[Records from a collection]
□ □ □ □
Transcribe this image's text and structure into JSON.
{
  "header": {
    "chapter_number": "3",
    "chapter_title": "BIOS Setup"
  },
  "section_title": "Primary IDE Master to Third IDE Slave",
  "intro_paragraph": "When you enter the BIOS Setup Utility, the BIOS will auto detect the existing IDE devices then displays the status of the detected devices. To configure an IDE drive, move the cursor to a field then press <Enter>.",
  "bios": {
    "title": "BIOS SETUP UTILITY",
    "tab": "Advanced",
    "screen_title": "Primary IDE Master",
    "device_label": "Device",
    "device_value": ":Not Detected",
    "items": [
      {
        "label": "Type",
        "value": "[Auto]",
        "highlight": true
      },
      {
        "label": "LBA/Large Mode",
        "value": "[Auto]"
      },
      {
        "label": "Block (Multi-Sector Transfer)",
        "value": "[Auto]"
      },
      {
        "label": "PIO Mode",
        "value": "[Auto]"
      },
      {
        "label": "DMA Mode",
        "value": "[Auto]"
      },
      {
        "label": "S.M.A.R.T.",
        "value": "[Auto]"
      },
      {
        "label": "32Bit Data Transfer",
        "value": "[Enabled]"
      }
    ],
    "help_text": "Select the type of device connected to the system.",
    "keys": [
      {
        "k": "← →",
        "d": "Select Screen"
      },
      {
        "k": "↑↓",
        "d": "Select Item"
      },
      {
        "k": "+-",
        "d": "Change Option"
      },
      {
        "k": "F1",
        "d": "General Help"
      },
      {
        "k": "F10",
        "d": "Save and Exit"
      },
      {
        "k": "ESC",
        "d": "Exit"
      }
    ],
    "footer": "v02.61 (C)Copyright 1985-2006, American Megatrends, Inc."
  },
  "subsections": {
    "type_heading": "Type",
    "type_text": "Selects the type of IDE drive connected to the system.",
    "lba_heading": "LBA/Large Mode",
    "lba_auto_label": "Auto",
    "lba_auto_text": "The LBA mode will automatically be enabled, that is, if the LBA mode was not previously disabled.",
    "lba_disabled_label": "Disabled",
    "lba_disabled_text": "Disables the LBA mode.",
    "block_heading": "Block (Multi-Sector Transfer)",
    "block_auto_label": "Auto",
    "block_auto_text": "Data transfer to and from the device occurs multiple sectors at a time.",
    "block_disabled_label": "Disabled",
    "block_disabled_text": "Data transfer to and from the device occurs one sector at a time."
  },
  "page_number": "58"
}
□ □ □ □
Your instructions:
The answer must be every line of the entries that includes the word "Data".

Exercise answer:
        "label": "32Bit Data Transfer",
    "block_auto_text": "Data transfer to and from the device occurs multiple sectors at a time.",
    "block_disabled_text": "Data transfer to and from the device occurs one sector at a time."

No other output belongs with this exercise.